U.K. police started a criminal investigation into U.S. national security data seized from a journalist’s partner at Heathrow airport in London.
The computer files taken from David Miranda contained “highly sensitive material, the disclosure of which could put lives at risk,” the Metropolitan Police Service said in an e-mailed statement today.
Miranda, 28, was held for questioning for as long as nine hours at London’s Heathrow airport Aug. 18 under the Terrorism Act. His partner, Glenn Greenwald, who reported for the Guardian newspaper on former security contractor Edward Snowden’s allegations of U.S. surveillance programs, said he intends to publish revelations on U.K. intelligence after the incident.
Miranda, who was arrested as he changed planes, partially won an injunction application at a London court today to prevent the U.K. government from sharing the data.

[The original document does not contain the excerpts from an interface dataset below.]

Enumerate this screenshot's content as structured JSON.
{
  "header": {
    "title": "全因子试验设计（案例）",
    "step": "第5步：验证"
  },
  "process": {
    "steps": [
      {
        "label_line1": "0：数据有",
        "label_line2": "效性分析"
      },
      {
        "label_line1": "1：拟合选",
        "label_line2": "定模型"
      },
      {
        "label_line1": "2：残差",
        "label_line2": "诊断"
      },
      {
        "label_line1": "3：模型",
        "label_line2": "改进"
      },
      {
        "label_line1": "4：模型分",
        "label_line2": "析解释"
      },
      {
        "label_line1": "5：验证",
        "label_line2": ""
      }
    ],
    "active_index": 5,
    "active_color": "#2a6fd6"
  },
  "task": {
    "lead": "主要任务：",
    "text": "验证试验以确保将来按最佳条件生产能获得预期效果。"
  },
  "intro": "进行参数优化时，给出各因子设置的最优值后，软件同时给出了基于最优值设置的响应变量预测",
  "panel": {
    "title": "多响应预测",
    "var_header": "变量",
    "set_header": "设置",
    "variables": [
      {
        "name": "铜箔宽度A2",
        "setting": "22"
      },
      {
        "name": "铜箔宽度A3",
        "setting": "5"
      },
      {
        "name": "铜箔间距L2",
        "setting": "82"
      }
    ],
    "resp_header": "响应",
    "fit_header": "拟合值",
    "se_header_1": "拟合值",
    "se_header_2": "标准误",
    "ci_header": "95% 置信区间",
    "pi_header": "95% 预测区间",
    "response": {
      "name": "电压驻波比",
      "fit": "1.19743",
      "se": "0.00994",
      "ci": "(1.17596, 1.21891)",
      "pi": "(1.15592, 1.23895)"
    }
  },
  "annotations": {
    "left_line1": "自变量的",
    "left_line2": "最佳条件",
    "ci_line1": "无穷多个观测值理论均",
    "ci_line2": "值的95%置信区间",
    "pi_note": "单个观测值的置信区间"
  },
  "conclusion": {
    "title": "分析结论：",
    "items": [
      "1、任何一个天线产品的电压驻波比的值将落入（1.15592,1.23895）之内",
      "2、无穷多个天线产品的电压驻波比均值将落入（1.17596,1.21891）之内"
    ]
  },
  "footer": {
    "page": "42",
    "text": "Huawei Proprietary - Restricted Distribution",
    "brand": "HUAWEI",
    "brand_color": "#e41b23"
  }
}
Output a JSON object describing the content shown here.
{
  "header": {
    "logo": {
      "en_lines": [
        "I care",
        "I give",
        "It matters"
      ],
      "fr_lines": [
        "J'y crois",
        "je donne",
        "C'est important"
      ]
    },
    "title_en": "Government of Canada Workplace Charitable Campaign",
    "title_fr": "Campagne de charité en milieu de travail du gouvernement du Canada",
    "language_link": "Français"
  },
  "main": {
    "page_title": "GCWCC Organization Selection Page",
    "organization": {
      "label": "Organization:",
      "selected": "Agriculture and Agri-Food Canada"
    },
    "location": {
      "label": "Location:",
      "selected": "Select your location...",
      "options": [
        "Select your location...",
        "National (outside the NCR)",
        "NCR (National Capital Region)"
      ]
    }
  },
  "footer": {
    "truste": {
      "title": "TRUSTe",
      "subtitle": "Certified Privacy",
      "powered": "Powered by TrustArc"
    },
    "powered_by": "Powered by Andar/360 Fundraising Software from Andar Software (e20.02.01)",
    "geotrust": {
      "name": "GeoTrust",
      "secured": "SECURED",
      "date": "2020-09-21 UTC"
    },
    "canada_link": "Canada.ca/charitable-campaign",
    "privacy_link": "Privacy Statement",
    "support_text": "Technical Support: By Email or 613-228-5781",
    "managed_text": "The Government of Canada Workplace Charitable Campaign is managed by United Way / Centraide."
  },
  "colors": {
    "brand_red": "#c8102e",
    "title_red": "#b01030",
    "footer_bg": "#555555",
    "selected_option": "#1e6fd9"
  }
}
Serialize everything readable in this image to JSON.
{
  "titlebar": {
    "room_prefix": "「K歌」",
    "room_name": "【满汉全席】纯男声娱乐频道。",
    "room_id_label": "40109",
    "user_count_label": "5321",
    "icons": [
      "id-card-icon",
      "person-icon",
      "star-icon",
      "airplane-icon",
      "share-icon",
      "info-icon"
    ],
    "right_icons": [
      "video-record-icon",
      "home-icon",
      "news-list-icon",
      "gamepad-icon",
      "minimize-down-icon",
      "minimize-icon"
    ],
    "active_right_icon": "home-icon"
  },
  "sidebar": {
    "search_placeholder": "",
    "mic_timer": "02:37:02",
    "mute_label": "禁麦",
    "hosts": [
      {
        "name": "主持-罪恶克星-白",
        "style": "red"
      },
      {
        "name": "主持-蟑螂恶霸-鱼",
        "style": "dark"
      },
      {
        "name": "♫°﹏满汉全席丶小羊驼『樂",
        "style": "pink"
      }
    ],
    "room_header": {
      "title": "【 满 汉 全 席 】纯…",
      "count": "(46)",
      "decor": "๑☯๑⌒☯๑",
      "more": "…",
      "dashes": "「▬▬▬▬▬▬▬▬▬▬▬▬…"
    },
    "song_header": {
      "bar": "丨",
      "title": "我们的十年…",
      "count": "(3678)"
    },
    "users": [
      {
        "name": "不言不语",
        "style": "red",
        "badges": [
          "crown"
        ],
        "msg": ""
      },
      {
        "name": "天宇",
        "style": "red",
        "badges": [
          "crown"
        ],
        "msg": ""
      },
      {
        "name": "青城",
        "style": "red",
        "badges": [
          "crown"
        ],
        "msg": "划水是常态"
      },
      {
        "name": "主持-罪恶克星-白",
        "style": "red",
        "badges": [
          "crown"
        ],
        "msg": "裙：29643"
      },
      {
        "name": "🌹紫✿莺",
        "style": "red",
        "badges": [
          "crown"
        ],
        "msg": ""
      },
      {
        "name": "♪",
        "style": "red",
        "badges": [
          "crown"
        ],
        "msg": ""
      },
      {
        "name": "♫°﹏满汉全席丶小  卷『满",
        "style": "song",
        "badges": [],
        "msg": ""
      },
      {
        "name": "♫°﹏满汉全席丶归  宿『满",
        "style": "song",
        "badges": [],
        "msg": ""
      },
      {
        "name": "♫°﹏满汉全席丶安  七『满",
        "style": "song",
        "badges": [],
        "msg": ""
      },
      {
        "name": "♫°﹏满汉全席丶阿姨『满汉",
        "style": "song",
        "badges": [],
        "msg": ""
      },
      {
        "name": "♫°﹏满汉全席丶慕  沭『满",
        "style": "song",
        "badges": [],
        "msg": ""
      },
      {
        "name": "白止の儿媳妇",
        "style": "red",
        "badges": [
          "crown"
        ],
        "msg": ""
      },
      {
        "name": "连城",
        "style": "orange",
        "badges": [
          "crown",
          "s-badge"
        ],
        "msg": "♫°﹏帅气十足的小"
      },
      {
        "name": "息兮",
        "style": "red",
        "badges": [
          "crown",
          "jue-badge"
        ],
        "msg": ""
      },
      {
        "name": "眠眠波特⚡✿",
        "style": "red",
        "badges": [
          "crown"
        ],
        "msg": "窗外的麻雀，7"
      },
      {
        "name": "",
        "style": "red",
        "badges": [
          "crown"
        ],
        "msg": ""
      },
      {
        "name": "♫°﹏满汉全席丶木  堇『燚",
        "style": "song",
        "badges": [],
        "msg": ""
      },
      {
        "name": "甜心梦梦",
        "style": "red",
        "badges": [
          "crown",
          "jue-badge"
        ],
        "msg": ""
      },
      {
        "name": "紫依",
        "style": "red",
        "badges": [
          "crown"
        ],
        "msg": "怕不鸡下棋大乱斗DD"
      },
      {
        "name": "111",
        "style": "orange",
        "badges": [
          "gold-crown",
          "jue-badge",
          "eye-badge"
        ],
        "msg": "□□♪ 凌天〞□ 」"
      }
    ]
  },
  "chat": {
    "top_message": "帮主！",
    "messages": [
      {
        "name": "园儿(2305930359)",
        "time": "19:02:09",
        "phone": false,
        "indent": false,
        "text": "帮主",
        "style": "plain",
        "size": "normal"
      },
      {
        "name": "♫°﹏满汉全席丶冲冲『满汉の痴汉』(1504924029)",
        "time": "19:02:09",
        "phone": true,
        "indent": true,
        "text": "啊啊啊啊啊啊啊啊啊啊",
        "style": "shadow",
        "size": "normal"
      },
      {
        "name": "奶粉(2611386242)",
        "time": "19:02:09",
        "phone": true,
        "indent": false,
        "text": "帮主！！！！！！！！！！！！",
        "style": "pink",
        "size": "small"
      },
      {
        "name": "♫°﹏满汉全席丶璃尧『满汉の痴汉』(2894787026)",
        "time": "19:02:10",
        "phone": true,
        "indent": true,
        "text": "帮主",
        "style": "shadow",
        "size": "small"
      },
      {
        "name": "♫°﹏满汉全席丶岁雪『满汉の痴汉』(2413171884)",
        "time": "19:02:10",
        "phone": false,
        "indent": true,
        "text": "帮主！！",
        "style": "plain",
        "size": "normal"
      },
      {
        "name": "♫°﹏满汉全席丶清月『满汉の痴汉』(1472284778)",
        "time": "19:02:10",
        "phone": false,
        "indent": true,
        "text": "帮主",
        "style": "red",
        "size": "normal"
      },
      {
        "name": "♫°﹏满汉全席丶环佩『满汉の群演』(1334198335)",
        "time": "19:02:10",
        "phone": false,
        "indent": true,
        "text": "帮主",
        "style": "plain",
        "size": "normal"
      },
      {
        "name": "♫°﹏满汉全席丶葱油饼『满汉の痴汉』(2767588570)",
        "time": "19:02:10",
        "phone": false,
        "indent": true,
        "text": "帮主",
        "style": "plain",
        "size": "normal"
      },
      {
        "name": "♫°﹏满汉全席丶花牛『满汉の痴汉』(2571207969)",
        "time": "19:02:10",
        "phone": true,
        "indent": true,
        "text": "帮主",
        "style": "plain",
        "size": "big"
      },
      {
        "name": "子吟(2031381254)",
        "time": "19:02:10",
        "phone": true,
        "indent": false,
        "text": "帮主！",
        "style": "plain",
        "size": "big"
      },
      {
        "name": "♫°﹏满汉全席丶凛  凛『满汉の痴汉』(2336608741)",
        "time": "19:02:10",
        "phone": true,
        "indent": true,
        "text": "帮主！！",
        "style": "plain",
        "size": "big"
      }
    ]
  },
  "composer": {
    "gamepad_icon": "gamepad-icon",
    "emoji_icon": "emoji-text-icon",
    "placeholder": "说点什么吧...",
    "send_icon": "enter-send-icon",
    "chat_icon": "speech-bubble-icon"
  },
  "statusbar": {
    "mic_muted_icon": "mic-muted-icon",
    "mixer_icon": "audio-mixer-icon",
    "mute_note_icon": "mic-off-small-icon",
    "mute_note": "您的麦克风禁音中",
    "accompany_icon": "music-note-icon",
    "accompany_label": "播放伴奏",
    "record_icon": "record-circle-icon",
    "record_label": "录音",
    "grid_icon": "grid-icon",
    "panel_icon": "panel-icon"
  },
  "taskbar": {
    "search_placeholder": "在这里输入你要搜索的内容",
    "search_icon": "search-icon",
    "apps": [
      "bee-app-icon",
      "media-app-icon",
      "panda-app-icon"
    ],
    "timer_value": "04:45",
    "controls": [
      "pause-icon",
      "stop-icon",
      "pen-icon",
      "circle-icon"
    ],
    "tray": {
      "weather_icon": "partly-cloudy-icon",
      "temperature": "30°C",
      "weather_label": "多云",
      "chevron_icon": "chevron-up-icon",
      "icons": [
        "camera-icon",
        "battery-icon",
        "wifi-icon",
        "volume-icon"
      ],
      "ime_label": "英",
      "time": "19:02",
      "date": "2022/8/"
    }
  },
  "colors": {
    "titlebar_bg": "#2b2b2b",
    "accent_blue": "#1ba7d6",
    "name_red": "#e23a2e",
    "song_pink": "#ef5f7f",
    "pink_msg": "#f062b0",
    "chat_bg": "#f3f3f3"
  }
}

The files can be inspected by police for national security reasons, a judicial spokeswoman said.
U.K. terrorism police are leading the investigation.
Miranda was returning to Rio de Janeiro from Berlin, where he had spent a week with Laura Poitras, a U.S. filmmaker who has worked on the National Security Agency stories with Snowden and Greenwald, the Guardian reported. The U.K. newspaper said it paid for Miranda’s flights and that, while he isn’t a Guardian employee, he often assists Greenwald in his work.